Copy every line of the data exactly, keeping out any picture.
_____
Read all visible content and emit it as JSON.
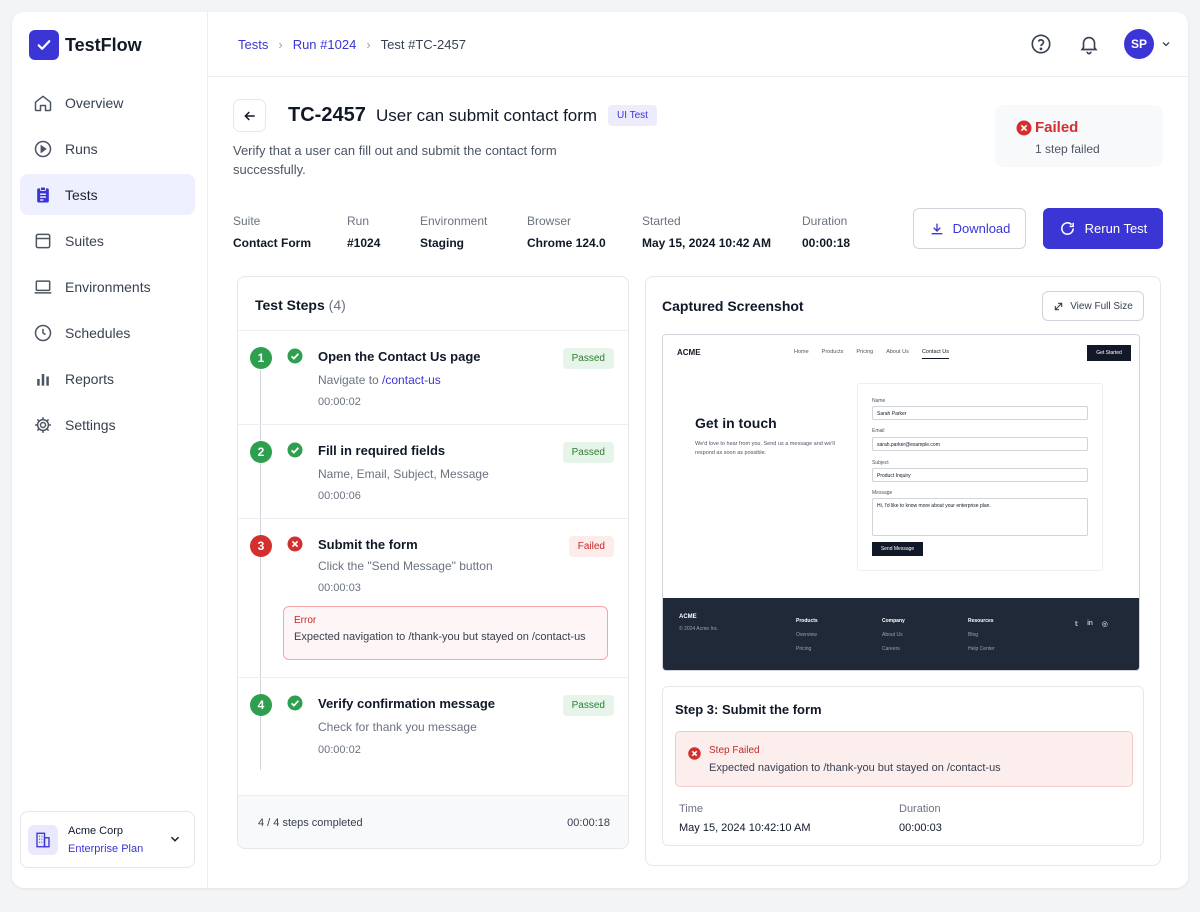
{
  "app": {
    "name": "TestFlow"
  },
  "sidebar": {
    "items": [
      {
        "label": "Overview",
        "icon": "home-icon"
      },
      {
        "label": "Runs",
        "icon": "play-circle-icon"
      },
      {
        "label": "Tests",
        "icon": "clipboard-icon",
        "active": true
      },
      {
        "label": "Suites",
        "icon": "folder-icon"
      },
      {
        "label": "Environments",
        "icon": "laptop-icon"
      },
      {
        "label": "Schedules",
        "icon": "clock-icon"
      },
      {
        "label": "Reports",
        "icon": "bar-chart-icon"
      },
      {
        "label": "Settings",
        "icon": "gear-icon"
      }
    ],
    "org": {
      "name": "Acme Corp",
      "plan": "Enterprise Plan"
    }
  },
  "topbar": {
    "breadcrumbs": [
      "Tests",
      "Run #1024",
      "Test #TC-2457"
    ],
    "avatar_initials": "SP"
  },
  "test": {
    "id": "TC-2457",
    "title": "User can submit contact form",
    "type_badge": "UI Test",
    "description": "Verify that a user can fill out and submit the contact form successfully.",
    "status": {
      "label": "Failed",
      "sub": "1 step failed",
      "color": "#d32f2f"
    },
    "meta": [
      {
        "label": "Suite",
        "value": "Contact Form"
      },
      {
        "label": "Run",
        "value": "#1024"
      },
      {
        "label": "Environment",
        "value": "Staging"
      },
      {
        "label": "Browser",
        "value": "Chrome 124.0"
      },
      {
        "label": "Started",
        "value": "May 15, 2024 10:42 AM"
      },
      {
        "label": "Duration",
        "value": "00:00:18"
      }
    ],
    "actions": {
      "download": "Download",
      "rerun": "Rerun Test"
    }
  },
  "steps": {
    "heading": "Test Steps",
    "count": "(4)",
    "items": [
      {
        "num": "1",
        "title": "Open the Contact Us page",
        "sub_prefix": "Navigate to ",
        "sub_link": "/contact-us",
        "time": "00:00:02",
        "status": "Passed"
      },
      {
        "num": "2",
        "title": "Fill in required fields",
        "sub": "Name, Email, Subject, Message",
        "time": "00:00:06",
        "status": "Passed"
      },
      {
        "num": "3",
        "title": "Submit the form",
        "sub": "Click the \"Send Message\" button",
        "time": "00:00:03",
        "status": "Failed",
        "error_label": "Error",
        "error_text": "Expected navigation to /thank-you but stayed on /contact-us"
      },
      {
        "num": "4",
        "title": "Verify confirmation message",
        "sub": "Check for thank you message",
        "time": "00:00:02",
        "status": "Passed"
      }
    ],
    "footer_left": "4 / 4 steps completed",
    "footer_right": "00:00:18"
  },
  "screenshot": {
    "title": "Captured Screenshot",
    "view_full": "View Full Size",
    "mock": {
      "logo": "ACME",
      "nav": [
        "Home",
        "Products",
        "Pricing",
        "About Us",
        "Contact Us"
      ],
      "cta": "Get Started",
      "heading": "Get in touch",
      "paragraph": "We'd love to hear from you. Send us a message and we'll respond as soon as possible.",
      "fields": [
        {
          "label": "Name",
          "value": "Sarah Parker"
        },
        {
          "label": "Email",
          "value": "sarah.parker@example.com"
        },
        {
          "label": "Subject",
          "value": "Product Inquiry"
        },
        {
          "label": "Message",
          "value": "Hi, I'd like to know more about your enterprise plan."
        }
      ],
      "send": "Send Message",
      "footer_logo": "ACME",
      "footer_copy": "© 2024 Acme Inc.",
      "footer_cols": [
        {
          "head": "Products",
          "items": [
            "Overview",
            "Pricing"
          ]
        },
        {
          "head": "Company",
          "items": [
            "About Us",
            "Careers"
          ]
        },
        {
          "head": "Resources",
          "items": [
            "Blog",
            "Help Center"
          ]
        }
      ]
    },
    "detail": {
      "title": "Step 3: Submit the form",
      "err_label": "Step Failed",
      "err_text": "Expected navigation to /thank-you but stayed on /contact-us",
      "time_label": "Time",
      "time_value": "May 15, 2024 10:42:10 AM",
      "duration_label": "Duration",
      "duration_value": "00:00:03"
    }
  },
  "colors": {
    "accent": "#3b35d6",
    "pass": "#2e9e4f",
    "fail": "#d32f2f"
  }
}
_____
RESPONSE TO THIS TASK:
Read all visible content and emit it as JSON.
{
  "app": {
    "name": "TestFlow"
  },
  "sidebar": {
    "items": [
      {
        "label": "Overview",
        "icon": "home-icon"
      },
      {
        "label": "Runs",
        "icon": "play-circle-icon"
      },
      {
        "label": "Tests",
        "icon": "clipboard-icon",
        "active": true
      },
      {
        "label": "Suites",
        "icon": "folder-icon"
      },
      {
        "label": "Environments",
        "icon": "laptop-icon"
      },
      {
        "label": "Schedules",
        "icon": "clock-icon"
      },
      {
        "label": "Reports",
        "icon": "bar-chart-icon"
      },
      {
        "label": "Settings",
        "icon": "gear-icon"
      }
    ],
    "org": {
      "name": "Acme Corp",
      "plan": "Enterprise Plan"
    }
  },
  "topbar": {
    "breadcrumbs": [
      "Tests",
      "Run #1024",
      "Test #TC-2457"
    ],
    "avatar_initials": "SP"
  },
  "test": {
    "id": "TC-2457",
    "title": "User can submit contact form",
    "type_badge": "UI Test",
    "description": "Verify that a user can fill out and submit the contact form successfully.",
    "status": {
      "label": "Failed",
      "sub": "1 step failed",
      "color": "#d32f2f"
    },
    "meta": [
      {
        "label": "Suite",
        "value": "Contact Form"
      },
      {
        "label": "Run",
        "value": "#1024"
      },
      {
        "label": "Environment",
        "value": "Staging"
      },
      {
        "label": "Browser",
        "value": "Chrome 124.0"
      },
      {
        "label": "Started",
        "value": "May 15, 2024 10:42 AM"
      },
      {
        "label": "Duration",
        "value": "00:00:18"
      }
    ],
    "actions": {
      "download": "Download",
      "rerun": "Rerun Test"
    }
  },
  "steps": {
    "heading": "Test Steps",
    "count": "(4)",
    "items": [
      {
        "num": "1",
        "title": "Open the Contact Us page",
        "sub_prefix": "Navigate to ",
        "sub_link": "/contact-us",
        "time": "00:00:02",
        "status": "Passed"
      },
      {
        "num": "2",
        "title": "Fill in required fields",
        "sub": "Name, Email, Subject, Message",
        "time": "00:00:06",
        "status": "Passed"
      },
      {
        "num": "3",
        "title": "Submit the form",
        "sub": "Click the \"Send Message\" button",
        "time": "00:00:03",
        "status": "Failed",
        "error_label": "Error",
        "error_text": "Expected navigation to /thank-you but stayed on /contact-us"
      },
      {
        "num": "4",
        "title": "Verify confirmation message",
        "sub": "Check for thank you message",
        "time": "00:00:02",
        "status": "Passed"
      }
    ],
    "footer_left": "4 / 4 steps completed",
    "footer_right": "00:00:18"
  },
  "screenshot": {
    "title": "Captured Screenshot",
    "view_full": "View Full Size",
    "mock": {
      "logo": "ACME",
      "nav": [
        "Home",
        "Products",
        "Pricing",
        "About Us",
        "Contact Us"
      ],
      "cta": "Get Started",
      "heading": "Get in touch",
      "paragraph": "We'd love to hear from you. Send us a message and we'll respond as soon as possible.",
      "fields": [
        {
          "label": "Name",
          "value": "Sarah Parker"
        },
        {
          "label": "Email",
          "value": "sarah.parker@example.com"
        },
        {
          "label": "Subject",
          "value": "Product Inquiry"
        },
        {
          "label": "Message",
          "value": "Hi, I'd like to know more about your enterprise plan."
        }
      ],
      "send": "Send Message",
      "footer_logo": "ACME",
      "footer_copy": "© 2024 Acme Inc.",
      "footer_cols": [
        {
          "head": "Products",
          "items": [
            "Overview",
            "Pricing"
          ]
        },
        {
          "head": "Company",
          "items": [
            "About Us",
            "Careers"
          ]
        },
        {
          "head": "Resources",
          "items": [
            "Blog",
            "Help Center"
          ]
        }
      ]
    },
    "detail": {
      "title": "Step 3: Submit the form",
      "err_label": "Step Failed",
      "err_text": "Expected navigation to /thank-you but stayed on /contact-us",
      "time_label": "Time",
      "time_value": "May 15, 2024 10:42:10 AM",
      "duration_label": "Duration",
      "duration_value": "00:00:03"
    }
  },
  "colors": {
    "accent": "#3b35d6",
    "pass": "#2e9e4f",
    "fail": "#d32f2f"
  }
}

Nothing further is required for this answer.